|Cited Patent||Filing date||Publication date||Applicant||Title|
|US2866057 *||Apr 4, 1955||Dec 23, 1958||Sprague Electric Co||Printed electrical resistor|
|US4118334 *||Jun 3, 1977||Oct 3, 1978||Gte Laboratories Incorporated||Primary electrochemical cell|
|US4290748 *||Nov 9, 1979||Sep 22, 1981||General Electric Company||Photoflash lamp array circuit board having radiation sensitive fuse elements|
|US4344108 *||Sep 29, 1980||Aug 10, 1982||General Electric Company||Flash lamp array having printed circuit|
|US4410307 *||Nov 10, 1980||Oct 18, 1983||General Electric Company||Conductive ink for flash lamp array circuit|
|Citing Patent||Filing date||Publication date||Applicant||Title|
|US6533097 *||Nov 12, 1999||Mar 18, 2003||Kabushiki Kaisha Nippon Conlux||Sheet material transfer device|
|US20040173781 *||Mar 22, 2004||Sep 9, 2004||Lawrence Daniel P.||Method of preparing electrical circuit|
|US20040175515 *||Mar 22, 2004||Sep 9, 2004||Lawrence Daniel P.||Printing conductive flexographic and gravure inks|
|US20040175548 *||Mar 22, 2004||Sep 9, 2004||Lawrence Daniel P.||Article having printed conductive ink|
|US20040175550 *||Mar 22, 2004||Sep 9, 2004||Lawrence Daniel P.||Electrical circuit prepared by gravure or flexographic printing|
|U.S. Classification||431/359, 252/510, 362/13|
|International Classification||H05K1/09, G03B15/04|
|Cooperative Classification||G03B15/0457, H05K1/095|
|European Classification||H05K1/09D2, G03B15/04F2|
|Aug 16, 1988||REMI||Maintenance fee reminder mailed|
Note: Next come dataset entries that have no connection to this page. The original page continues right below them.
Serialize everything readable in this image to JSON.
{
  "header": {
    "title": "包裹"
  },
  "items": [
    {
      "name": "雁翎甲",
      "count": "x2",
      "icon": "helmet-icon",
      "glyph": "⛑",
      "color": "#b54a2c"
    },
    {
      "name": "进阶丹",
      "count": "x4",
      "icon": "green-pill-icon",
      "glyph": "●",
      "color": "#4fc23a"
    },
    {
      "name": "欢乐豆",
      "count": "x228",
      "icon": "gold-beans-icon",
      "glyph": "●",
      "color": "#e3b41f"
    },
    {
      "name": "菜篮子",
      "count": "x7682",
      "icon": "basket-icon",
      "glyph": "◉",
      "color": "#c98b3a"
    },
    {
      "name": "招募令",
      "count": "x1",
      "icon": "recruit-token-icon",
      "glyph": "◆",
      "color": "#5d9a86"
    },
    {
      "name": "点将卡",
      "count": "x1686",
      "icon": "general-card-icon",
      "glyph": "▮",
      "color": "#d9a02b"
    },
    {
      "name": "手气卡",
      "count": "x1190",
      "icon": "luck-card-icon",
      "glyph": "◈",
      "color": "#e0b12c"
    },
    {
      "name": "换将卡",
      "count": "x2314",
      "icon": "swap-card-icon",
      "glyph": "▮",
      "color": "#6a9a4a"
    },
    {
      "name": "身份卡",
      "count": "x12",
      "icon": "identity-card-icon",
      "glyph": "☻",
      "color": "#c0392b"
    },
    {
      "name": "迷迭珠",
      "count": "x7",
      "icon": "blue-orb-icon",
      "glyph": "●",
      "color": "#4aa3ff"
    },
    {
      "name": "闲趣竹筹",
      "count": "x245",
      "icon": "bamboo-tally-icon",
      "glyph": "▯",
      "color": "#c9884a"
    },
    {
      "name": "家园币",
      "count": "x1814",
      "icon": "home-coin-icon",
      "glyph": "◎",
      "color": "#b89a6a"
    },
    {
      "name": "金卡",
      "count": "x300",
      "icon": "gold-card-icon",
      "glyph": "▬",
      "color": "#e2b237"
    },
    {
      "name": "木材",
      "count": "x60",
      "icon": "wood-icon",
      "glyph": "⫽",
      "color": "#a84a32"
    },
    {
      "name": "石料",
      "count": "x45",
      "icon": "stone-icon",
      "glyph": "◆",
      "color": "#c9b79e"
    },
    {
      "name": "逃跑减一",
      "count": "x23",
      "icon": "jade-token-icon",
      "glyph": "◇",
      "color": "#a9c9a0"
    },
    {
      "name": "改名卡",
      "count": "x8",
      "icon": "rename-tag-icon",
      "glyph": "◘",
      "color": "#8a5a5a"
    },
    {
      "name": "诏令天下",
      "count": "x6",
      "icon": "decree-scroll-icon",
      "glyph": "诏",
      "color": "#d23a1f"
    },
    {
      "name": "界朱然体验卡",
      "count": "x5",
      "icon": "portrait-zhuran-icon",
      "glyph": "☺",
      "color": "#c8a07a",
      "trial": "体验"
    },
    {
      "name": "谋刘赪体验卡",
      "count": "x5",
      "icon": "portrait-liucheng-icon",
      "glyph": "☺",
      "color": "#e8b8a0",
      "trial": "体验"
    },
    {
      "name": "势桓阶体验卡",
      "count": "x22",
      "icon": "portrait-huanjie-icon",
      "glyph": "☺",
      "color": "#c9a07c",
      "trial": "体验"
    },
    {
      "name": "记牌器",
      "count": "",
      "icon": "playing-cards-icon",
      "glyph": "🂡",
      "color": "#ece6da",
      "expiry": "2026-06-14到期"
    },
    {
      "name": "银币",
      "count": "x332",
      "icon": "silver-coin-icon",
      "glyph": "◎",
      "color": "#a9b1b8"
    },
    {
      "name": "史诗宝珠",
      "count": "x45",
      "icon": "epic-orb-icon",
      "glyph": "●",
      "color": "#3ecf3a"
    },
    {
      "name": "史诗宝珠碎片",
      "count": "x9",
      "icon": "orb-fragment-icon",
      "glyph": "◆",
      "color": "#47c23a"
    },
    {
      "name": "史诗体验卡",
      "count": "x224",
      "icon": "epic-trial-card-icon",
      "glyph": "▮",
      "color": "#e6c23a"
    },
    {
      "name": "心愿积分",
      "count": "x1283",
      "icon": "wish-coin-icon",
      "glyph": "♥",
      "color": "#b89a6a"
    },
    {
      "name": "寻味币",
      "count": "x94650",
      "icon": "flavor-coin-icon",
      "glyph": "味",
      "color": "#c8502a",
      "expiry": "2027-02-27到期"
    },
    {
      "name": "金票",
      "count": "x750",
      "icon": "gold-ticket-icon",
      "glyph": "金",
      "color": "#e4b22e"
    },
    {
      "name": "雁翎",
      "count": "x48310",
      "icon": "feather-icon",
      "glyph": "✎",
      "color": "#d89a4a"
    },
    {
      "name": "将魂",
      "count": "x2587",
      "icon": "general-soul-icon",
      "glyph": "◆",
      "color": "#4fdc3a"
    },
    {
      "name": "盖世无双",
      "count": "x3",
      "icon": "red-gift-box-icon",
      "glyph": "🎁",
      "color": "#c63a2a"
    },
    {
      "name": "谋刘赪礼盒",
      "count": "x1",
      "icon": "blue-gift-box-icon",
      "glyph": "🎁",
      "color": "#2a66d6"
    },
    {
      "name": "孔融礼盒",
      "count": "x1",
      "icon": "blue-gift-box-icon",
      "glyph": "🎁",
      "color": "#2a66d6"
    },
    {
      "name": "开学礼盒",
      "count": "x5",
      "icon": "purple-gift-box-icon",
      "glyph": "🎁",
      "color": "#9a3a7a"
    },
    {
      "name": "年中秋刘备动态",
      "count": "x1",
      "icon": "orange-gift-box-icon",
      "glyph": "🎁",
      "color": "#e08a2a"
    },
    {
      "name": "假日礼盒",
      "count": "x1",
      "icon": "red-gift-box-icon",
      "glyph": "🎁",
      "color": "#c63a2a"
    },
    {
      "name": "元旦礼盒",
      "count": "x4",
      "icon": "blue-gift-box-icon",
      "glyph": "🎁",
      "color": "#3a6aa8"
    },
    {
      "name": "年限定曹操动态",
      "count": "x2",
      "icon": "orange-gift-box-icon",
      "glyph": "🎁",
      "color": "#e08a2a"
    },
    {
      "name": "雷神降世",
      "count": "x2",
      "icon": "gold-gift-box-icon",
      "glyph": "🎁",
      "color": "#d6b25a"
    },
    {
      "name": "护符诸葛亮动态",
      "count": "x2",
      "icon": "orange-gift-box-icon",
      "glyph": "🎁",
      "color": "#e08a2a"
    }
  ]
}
|Jan 15, 1989||LAPS||Lapse for failure to pay maintenance fees|
|Apr 4, 1989||FP||Expired due to failure to pay maintenance fee|
Effective date: 19880115